Interface dataset entries
Content starts
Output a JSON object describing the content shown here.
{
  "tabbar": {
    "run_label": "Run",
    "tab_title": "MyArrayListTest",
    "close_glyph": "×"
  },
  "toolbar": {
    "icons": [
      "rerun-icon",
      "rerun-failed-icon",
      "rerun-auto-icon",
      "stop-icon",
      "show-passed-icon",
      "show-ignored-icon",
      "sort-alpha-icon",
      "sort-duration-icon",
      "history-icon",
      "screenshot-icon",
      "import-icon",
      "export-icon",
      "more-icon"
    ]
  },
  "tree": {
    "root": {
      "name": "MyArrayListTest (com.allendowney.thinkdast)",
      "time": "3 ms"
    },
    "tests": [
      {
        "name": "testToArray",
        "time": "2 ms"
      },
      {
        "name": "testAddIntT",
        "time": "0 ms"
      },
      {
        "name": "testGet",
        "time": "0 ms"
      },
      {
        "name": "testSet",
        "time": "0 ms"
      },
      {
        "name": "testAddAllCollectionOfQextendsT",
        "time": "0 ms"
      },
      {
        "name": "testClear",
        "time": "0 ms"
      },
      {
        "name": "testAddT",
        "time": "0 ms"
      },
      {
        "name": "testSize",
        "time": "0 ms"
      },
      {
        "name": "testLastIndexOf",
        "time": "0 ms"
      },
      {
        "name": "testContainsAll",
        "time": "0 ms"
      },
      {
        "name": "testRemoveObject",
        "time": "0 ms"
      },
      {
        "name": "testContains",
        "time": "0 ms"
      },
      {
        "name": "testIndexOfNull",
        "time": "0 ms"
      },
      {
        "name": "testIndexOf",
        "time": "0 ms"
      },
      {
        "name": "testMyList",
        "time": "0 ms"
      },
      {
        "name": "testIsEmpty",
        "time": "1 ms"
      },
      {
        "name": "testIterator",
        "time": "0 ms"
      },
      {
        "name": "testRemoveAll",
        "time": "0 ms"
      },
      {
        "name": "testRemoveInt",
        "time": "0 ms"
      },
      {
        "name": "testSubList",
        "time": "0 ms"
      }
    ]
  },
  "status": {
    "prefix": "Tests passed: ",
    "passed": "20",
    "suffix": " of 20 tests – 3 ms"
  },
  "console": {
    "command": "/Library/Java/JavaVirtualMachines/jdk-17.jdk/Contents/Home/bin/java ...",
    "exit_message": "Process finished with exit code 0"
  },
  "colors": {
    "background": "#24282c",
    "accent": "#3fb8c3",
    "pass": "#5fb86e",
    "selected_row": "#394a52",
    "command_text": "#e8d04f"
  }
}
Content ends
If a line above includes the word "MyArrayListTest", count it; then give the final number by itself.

Answer to this exercise
2